“As we slowly increased the voltage, we would draw in new electrons, one after another, to form an artificial atom in our quantum dot,” says Andre Saraiva, who led the theoretical analysis of the results.
“In a real atom, you have a positive charge in the middle, being the nucleus, and then the negatively charged electrons are held around it in three dimensional orbits.
“In our case, rather than the positive nucleus, the positive charge comes from the gate electrode which is separated from the silicon by an insulating barrier of silicon oxide, and then the electrons are suspended underneath it, each orbiting around the centre of the quantum dot. But rather than forming a sphere, they are arranged flat, in a disc.”

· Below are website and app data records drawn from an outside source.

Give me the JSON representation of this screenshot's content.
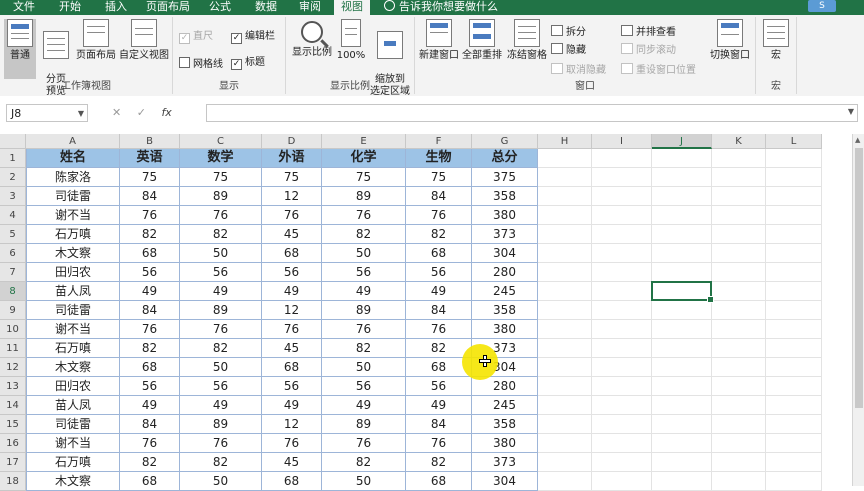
{
  "tabs": [
    "文件",
    "开始",
    "插入",
    "页面布局",
    "公式",
    "数据",
    "审阅",
    "视图"
  ],
  "active_tab": "视图",
  "tell_me": "告诉我你想要做什么",
  "account": "S",
  "ribbon": {
    "workbook_views": {
      "label": "工作簿视图",
      "buttons": [
        "普通",
        "分页\n预览",
        "页面布局",
        "自定义视图"
      ]
    },
    "show": {
      "label": "显示",
      "ruler": "直尺",
      "formula_bar": "编辑栏",
      "gridlines": "网格线",
      "headings": "标题"
    },
    "zoom": {
      "label": "显示比例",
      "zoom": "显示比例",
      "hundred": "100%",
      "zoom_selection": "缩放到\n选定区域"
    },
    "window": {
      "label": "窗口",
      "new_window": "新建窗口",
      "arrange_all": "全部重排",
      "freeze": "冻结窗格",
      "split": "拆分",
      "hide": "隐藏",
      "unhide": "取消隐藏",
      "side_by_side": "并排查看",
      "sync_scroll": "同步滚动",
      "reset_pos": "重设窗口位置",
      "switch": "切换窗口"
    },
    "macros": {
      "label": "宏",
      "macros": "宏"
    }
  },
  "formula_bar": {
    "name_box": "J8",
    "cancel": "✕",
    "enter": "✓",
    "fx": "fx",
    "content": ""
  },
  "columns": [
    "A",
    "B",
    "C",
    "D",
    "E",
    "F",
    "G",
    "H",
    "I",
    "J",
    "K",
    "L"
  ],
  "selected_col": "J",
  "selected_row": 8,
  "table": {
    "headers": [
      "姓名",
      "英语",
      "数学",
      "外语",
      "化学",
      "生物",
      "总分"
    ],
    "rows": [
      [
        "陈家洛",
        "75",
        "75",
        "75",
        "75",
        "75",
        "375"
      ],
      [
        "司徒雷",
        "84",
        "89",
        "12",
        "89",
        "84",
        "358"
      ],
      [
        "谢不当",
        "76",
        "76",
        "76",
        "76",
        "76",
        "380"
      ],
      [
        "石万嗔",
        "82",
        "82",
        "45",
        "82",
        "82",
        "373"
      ],
      [
        "木文察",
        "68",
        "50",
        "68",
        "50",
        "68",
        "304"
      ],
      [
        "田归农",
        "56",
        "56",
        "56",
        "56",
        "56",
        "280"
      ],
      [
        "苗人凤",
        "49",
        "49",
        "49",
        "49",
        "49",
        "245"
      ],
      [
        "司徒雷",
        "84",
        "89",
        "12",
        "89",
        "84",
        "358"
      ],
      [
        "谢不当",
        "76",
        "76",
        "76",
        "76",
        "76",
        "380"
      ],
      [
        "石万嗔",
        "82",
        "82",
        "45",
        "82",
        "82",
        "373"
      ],
      [
        "木文察",
        "68",
        "50",
        "68",
        "50",
        "68",
        "304"
      ],
      [
        "田归农",
        "56",
        "56",
        "56",
        "56",
        "56",
        "280"
      ],
      [
        "苗人凤",
        "49",
        "49",
        "49",
        "49",
        "49",
        "245"
      ],
      [
        "司徒雷",
        "84",
        "89",
        "12",
        "89",
        "84",
        "358"
      ],
      [
        "谢不当",
        "76",
        "76",
        "76",
        "76",
        "76",
        "380"
      ],
      [
        "石万嗔",
        "82",
        "82",
        "45",
        "82",
        "82",
        "373"
      ],
      [
        "木文察",
        "68",
        "50",
        "68",
        "50",
        "68",
        "304"
      ]
    ]
  },
  "colors": {
    "ribbon_green": "#217346",
    "header_fill": "#9dc3e6",
    "cursor_highlight": "#f5e400"
  }
}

The researchers were interested in what happened when an extra electron began to populate a new outer shell – and that’s where comparisons to the Periodic Table come in.
In chemistry, the elements with just one electron in their outer shells include Hydrogen and the metals Lithium, Sodium and Potassium.

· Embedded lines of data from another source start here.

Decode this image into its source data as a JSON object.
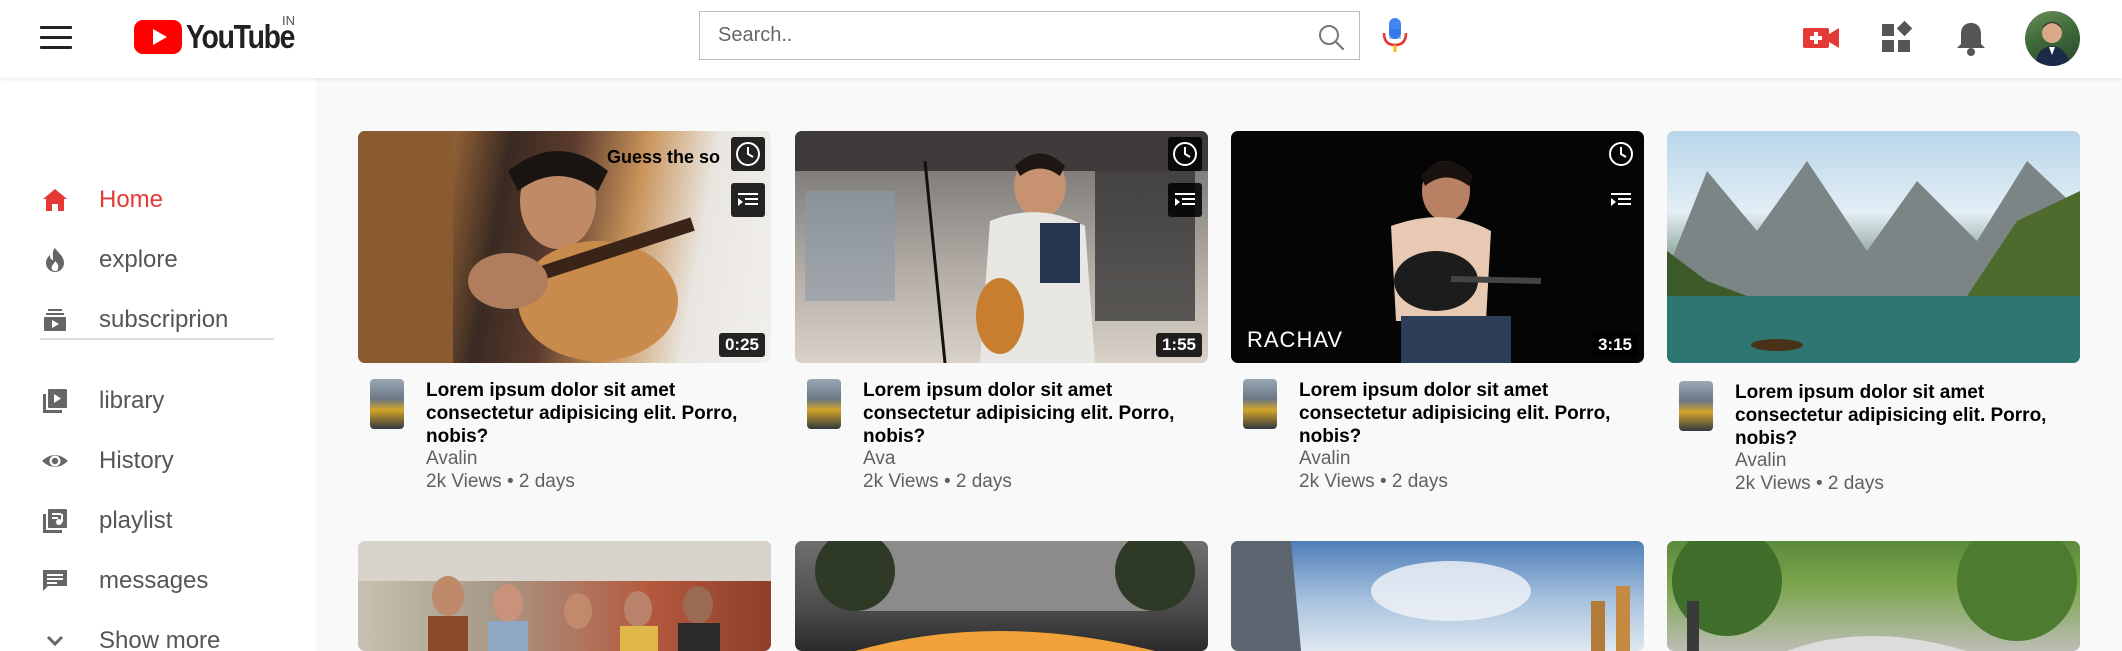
{
  "header": {
    "logo_text": "YouTube",
    "region": "IN",
    "search_placeholder": "Search..",
    "icons": [
      "menu-icon",
      "search-icon",
      "mic-icon",
      "create-video-icon",
      "apps-icon",
      "notifications-icon",
      "avatar"
    ]
  },
  "sidebar": {
    "items": [
      {
        "label": "Home",
        "icon": "home-icon",
        "active": true
      },
      {
        "label": "explore",
        "icon": "explore-icon"
      },
      {
        "label": "subscriprion",
        "icon": "subscriptions-icon"
      },
      {
        "label": "library",
        "icon": "library-icon"
      },
      {
        "label": "History",
        "icon": "history-icon"
      },
      {
        "label": "playlist",
        "icon": "playlist-icon"
      },
      {
        "label": "messages",
        "icon": "messages-icon"
      },
      {
        "label": "Show more",
        "icon": "chevron-down-icon"
      }
    ]
  },
  "videos": [
    {
      "title": "Lorem ipsum dolor sit amet consectetur adipisicing elit. Porro, nobis?",
      "channel": "Avalin",
      "stats": "2k Views • 2 days",
      "duration": "0:25",
      "overlay_text": "Guess the so"
    },
    {
      "title": "Lorem ipsum dolor sit amet consectetur adipisicing elit. Porro, nobis?",
      "channel": "Ava",
      "stats": "2k Views • 2 days",
      "duration": "1:55"
    },
    {
      "title": "Lorem ipsum dolor sit amet consectetur adipisicing elit. Porro, nobis?",
      "channel": "Avalin",
      "stats": "2k Views • 2 days",
      "duration": "3:15",
      "brand_text": "RACHAV"
    },
    {
      "title": "Lorem ipsum dolor sit amet consectetur adipisicing elit. Porro, nobis?",
      "channel": "Avalin",
      "stats": "2k Views • 2 days"
    }
  ],
  "colors": {
    "accent": "#e53935",
    "youtube_red": "#ff0000",
    "mic_blue": "#4285f4",
    "background": "#f9f9f9"
  }
}
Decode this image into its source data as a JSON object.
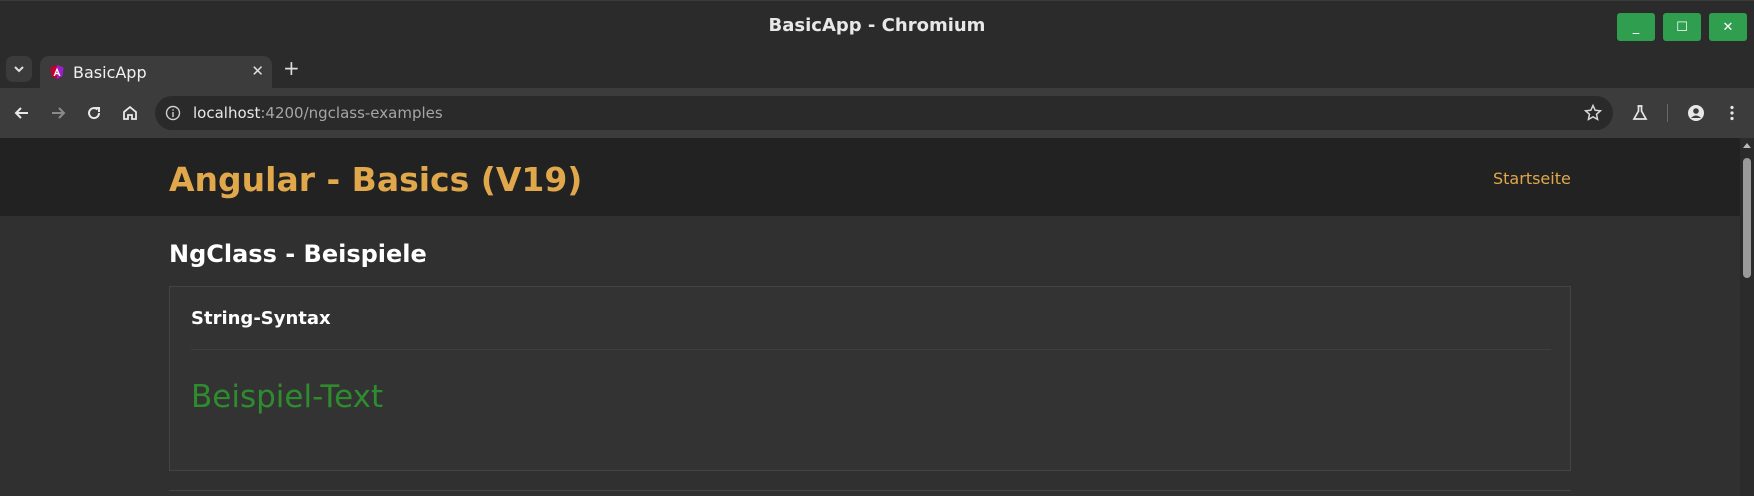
{
  "window": {
    "title": "BasicApp - Chromium",
    "minimize_label": "_",
    "maximize_label": "☐",
    "close_label": "✕"
  },
  "tabs": [
    {
      "label": "BasicApp",
      "favicon": "angular-logo-icon",
      "close_label": "✕"
    }
  ],
  "tabstrip": {
    "search_label": "⌄",
    "new_tab_label": "+"
  },
  "toolbar": {
    "url_host": "localhost",
    "url_rest": ":4200/ngclass-examples"
  },
  "page": {
    "brand": "Angular - Basics (V19)",
    "nav_link": "Startseite",
    "heading": "NgClass - Beispiele",
    "card": {
      "title": "String-Syntax",
      "demo_text": "Beispiel-Text"
    }
  },
  "colors": {
    "accent": "#e0a84a",
    "demo_green": "#2e8b2e",
    "window_button": "#2f9e4f"
  }
}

“When we create the equivalent of Hydrogen, Lithium and Sodium in the quantum dot, we are basically able to use that lone electron on the outer shell as a qubit,” says lead author Ross Leon.
“Up until now, imperfections in silicon devices at the atomic level have disrupted the way qubits behave, leading to unreliable operation and errors.
“But it seems that the extra electrons in the inner shells act like a ‘primer’ on the imperfect surface of the quantum dot, smoothing things out and giving stability to the electron in the outer shell.”
And that is a crucial step towards silicon-based quantum computers becoming a reality, says Dzurak, because the spin of an electron is used to encode the value of the qubit.
“Spin is a quantum mechanical property,” he says. “An electron acts like a tiny magnet and depending on which way it spins its north pole can either point up or down, corresponding to a 1 or a 0.
“When the electrons in either a real atom or our artificial atoms form a complete shell, they align their poles in opposite directions so that the total spin of the system is zero, making them useless as a qubit.
“But when we add one more electron to start a new shell, this extra electron has a spin that we can now use as a qubit again.”
The latest research, Dzurak says, shows that the team can control the spin of electrons in the outer shells of artificial atoms to provide reliable and stable qubits.
“This is really important because it means we can now work with much less fragile qubits. One electron is a very fragile thing. However, an artificial atom with five electrons, or 13 electrons, is much more robust.”